© 2014 Feng, Baig, Love and Chelico. The APOBEC3 restriction factors are a family of deoxycytidine deaminases that are able to suppress replication of viruses with a single-stranded DNA intermediate by inducing mutagenesis and functional inactivation of the virus. Of the seven human APOBEC3 enzymes, only APOBEC3-D, -F, -G, and -H appear relevant to restriction of HIV-1 in CD4+ T cells and will be the focus of this review. The restriction of HIV-1 occurs most potently in the absence of HIV-1 Vif that induces polyubiquitination and degradation of APOBEC3 enzymes through the proteasome pathway. To restrict HIV-1, APOBEC3 enzymes must be encapsidated into budding virions. Upon infection of the target cell during reverse transcription of the HIV-1 RNA into (-)DNA, APOBEC3 enzymes deaminate cytosines to form uracils in single-stranded (-)DNA regions. Upon replication of the (-)DNA to (+)DNA, the HIV-1 reverse transcriptase incorporates adenines opposite to the uracils thereby inducing C/G to T/A mutations that can functionally inactivate HIV-1. APOBEC3G is the most studied APOBEC3 enzyme and it is known that Vif attempts to thwart APOBEC3 function not only by inducing its proteasomal degradation but also by several degradation-independent mechanisms, such as inhibiting APOBEC3G virion encapsidation, mRNA translation, and for those APOBEC3G molecules that still become virion encapsidated, Vif can inhibit APOBEC3G mutagenic activity. Although most Vif variants can induce efficient degradation of APOBEC3-D, -F, and -G, there appears to be differential sensitivity to Vif-mediated degradation for APOBEC3H. This review examines APOBEC3-mediated HIV restriction mechanisms, how Vif acts as a substrate receptor for a Cullin5 ubiquitin ligase complex to induce degradation of APOBEC3s, and the determinants and functional consequences of the APOBEC3 and Vif interaction from a biological and biochemical perspective.
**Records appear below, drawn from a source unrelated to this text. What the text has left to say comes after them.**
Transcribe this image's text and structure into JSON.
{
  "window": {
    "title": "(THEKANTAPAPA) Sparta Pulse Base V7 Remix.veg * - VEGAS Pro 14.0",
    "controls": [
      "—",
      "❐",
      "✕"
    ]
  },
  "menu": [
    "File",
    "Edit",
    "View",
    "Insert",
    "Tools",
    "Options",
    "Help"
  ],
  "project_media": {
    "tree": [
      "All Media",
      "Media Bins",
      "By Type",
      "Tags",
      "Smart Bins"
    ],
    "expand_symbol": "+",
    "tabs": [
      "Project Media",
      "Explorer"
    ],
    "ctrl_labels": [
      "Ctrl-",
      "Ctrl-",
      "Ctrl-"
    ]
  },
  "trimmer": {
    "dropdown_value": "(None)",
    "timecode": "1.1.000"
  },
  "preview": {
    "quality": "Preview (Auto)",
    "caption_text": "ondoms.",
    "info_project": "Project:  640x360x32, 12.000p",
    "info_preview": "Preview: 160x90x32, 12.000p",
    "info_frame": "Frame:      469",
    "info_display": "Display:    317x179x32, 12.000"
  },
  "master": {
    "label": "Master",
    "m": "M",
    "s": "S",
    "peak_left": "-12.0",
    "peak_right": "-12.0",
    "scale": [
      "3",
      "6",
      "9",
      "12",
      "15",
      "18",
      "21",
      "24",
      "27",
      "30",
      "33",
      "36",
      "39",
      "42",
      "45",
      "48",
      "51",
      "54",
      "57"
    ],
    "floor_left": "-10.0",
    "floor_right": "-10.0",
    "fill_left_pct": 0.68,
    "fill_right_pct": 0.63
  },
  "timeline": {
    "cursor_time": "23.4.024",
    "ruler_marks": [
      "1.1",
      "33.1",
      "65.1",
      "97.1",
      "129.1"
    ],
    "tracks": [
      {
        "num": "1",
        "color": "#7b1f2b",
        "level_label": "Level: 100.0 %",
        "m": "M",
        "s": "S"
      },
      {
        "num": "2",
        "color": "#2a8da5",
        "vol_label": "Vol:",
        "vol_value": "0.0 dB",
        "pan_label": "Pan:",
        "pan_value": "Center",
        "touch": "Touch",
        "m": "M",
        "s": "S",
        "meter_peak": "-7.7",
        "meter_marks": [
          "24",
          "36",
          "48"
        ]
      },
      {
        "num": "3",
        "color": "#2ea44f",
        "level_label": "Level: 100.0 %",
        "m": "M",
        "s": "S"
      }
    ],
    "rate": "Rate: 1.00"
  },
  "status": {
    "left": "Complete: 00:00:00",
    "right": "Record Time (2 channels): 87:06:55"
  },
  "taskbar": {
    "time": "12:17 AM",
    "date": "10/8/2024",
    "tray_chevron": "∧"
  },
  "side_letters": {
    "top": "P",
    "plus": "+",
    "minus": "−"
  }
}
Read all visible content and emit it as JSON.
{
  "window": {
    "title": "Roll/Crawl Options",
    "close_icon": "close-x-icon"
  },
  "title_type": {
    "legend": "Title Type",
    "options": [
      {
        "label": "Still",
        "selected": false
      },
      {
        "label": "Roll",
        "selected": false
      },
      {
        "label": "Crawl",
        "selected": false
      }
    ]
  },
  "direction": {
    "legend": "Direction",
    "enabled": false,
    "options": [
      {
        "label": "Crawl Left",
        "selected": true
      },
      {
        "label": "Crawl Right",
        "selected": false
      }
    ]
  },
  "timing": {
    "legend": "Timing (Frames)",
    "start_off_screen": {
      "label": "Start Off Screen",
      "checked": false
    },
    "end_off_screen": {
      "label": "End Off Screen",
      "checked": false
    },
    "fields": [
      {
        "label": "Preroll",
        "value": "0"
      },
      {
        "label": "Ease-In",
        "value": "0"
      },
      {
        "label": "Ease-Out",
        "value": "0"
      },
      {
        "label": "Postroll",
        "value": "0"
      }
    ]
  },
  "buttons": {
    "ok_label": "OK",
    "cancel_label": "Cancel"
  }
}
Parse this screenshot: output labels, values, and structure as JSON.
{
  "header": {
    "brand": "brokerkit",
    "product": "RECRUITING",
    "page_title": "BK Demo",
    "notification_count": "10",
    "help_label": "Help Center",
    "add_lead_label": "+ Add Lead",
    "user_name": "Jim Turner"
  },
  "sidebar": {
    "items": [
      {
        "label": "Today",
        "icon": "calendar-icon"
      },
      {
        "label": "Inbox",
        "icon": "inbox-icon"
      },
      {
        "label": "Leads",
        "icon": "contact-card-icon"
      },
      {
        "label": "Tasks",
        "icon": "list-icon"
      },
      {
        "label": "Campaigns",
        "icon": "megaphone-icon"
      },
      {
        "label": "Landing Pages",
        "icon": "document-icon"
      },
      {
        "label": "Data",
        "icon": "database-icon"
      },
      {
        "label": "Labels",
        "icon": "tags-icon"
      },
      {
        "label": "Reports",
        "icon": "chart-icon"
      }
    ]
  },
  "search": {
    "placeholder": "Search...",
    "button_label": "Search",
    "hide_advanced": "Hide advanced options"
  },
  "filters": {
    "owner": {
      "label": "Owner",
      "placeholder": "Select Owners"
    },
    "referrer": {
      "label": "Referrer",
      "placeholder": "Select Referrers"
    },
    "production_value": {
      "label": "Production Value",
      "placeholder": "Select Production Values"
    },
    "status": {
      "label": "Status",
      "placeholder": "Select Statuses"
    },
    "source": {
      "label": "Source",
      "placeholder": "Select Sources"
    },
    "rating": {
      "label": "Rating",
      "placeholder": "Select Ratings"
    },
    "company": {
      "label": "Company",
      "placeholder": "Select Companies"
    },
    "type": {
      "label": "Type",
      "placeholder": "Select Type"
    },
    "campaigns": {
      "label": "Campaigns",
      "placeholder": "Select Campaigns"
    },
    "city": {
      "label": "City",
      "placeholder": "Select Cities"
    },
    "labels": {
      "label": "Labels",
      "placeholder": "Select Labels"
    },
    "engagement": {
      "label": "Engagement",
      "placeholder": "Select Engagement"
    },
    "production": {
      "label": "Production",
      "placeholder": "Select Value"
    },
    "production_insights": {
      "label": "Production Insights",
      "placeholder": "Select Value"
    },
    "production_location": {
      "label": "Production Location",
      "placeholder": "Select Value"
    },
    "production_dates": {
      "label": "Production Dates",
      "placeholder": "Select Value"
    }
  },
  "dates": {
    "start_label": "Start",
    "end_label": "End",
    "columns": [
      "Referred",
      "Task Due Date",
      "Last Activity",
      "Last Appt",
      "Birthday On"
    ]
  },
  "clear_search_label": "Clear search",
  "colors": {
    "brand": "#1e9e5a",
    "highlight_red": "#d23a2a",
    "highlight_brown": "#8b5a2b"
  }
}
Feng, Y., Baig, T. T., Love, R. P., & Chelico, L. (2014). Suppression of APOBEC3-mediated restriction of HIV-1 by Vif. Frontiers in Microbiology. Frontiers Media S.A. https://doi.org/10.3389/fmicb.2014.00450